> _Try it_: In the records below, find each line with the word "短肢剪力墙" and copy it.

Material for the task Start Marker

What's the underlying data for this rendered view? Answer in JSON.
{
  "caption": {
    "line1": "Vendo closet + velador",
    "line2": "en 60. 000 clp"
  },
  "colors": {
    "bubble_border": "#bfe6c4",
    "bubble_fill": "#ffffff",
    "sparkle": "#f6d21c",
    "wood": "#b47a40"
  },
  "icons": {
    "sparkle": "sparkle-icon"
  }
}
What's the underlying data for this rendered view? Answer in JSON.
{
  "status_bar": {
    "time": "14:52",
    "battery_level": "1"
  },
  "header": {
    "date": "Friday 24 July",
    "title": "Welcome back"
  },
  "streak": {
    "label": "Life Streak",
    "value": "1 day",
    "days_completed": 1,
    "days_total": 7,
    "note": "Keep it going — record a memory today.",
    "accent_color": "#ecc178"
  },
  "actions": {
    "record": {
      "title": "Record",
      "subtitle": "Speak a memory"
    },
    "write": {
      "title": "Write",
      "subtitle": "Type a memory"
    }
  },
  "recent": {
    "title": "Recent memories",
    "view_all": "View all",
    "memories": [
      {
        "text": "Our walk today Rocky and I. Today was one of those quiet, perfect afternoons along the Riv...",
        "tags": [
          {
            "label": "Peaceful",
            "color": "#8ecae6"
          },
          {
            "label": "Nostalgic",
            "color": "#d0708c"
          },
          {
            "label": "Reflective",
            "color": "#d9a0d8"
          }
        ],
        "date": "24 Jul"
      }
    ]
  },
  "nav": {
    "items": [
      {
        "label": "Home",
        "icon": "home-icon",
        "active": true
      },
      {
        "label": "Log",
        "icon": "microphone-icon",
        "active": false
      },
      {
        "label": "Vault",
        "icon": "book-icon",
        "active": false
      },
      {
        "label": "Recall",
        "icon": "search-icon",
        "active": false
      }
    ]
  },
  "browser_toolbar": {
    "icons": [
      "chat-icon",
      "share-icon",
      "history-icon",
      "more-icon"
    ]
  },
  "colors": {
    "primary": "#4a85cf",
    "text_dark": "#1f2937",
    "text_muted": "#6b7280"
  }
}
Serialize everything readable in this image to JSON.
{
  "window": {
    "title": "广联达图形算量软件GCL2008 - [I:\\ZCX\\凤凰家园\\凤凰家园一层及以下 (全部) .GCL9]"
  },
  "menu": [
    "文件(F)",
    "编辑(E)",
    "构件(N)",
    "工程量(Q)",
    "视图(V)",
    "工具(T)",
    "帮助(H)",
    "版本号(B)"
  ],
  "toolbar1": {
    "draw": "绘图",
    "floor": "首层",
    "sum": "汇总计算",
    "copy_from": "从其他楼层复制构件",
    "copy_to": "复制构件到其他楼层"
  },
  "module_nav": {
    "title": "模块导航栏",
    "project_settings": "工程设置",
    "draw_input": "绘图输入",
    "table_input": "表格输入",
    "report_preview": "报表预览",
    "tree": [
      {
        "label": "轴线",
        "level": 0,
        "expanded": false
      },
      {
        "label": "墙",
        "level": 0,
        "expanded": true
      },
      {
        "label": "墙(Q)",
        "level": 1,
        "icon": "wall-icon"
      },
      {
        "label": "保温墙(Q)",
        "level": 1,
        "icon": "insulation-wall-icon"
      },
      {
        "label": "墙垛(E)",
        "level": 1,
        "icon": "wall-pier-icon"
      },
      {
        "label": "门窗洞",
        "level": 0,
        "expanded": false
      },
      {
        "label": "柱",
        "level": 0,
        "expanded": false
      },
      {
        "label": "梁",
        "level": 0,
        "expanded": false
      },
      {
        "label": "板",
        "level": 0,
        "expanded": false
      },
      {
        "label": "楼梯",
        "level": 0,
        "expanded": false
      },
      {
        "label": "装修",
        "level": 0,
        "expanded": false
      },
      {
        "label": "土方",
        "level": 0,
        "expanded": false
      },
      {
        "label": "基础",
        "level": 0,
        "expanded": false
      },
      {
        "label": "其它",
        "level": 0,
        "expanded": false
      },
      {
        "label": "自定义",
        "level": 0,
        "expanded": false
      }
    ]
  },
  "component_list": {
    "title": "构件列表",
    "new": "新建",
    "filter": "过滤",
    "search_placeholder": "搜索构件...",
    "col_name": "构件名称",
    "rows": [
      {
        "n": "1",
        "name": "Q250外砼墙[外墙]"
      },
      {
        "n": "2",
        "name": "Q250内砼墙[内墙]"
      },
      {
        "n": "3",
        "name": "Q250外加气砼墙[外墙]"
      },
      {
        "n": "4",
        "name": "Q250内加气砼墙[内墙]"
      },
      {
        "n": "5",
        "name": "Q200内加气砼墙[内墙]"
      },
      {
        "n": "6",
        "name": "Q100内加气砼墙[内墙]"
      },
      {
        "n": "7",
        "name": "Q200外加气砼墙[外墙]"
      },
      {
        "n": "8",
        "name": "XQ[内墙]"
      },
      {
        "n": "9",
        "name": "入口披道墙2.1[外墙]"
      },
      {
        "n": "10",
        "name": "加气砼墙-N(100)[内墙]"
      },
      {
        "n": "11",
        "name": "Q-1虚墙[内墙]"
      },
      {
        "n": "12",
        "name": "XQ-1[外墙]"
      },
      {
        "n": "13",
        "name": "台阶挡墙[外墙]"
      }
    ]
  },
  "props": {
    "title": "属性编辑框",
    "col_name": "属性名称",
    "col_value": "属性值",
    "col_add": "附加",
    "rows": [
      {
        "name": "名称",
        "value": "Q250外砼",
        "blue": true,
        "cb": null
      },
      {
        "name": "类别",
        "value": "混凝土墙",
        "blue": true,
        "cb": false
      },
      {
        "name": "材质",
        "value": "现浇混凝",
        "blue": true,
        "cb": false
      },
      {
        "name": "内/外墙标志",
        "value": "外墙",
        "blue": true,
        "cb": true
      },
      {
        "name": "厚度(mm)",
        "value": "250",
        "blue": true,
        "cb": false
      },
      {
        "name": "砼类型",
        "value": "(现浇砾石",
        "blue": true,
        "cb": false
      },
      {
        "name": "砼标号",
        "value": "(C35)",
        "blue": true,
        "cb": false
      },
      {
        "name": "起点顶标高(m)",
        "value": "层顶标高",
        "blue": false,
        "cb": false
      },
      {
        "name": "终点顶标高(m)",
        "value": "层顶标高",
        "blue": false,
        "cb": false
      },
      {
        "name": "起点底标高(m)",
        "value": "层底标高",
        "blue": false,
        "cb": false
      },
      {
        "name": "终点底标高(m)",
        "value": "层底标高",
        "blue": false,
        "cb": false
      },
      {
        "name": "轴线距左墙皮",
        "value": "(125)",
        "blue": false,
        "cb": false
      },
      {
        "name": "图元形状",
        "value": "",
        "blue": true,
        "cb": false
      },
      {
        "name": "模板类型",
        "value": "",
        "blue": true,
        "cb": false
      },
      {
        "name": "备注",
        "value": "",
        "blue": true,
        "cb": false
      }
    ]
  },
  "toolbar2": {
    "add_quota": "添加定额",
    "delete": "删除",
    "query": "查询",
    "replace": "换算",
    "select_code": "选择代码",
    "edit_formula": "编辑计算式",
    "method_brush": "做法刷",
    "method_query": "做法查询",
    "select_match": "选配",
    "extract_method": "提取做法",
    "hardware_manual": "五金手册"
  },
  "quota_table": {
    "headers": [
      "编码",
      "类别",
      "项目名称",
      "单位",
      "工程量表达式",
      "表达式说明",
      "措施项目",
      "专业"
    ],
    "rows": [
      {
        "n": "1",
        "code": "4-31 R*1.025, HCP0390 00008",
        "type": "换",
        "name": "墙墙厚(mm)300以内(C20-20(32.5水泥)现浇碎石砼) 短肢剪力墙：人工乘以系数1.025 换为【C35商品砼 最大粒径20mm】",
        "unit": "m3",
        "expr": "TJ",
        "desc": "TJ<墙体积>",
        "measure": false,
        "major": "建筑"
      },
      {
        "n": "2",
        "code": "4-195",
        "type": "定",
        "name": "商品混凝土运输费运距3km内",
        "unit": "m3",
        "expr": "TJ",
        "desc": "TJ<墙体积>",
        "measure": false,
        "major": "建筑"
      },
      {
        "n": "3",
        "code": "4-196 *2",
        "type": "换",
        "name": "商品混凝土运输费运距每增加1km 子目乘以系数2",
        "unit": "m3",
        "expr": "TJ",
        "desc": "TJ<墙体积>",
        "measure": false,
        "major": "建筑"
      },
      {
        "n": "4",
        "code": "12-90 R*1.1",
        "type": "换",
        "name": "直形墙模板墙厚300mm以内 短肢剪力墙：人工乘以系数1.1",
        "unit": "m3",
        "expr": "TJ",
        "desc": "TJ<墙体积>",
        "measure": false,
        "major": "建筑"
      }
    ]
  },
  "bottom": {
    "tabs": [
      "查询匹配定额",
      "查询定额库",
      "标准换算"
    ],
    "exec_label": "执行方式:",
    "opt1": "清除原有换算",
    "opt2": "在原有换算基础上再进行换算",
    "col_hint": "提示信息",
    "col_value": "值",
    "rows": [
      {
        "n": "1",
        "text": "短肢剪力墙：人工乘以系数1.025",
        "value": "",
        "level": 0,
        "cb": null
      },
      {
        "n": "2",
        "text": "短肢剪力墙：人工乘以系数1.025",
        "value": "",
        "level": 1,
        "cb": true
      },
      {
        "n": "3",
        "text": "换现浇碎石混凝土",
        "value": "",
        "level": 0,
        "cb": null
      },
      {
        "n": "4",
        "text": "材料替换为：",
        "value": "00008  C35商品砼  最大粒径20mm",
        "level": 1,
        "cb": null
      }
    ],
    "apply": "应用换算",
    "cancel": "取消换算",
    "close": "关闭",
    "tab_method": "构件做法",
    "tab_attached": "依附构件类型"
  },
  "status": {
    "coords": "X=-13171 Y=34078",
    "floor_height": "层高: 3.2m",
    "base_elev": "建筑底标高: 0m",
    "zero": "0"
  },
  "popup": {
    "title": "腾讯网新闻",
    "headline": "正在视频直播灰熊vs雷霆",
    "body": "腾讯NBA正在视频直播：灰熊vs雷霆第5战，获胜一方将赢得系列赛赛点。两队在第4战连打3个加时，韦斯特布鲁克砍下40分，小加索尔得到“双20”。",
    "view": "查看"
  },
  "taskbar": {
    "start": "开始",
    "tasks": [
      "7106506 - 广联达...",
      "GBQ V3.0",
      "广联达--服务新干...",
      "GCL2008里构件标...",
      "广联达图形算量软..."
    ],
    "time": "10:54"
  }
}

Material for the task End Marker

> _Answer_:
        "name": "墙墙厚(mm)300以内(C20-20(32.5水泥)现浇碎石砼) 短肢剪力墙：人工乘以系数1.025 换为【C35商品砼 最大粒径20mm】",
        "name": "直形墙模板墙厚300mm以内 短肢剪力墙：人工乘以系数1.1",
        "text": "短肢剪力墙：人工乘以系数1.025",
        "text": "短肢剪力墙：人工乘以系数1.025",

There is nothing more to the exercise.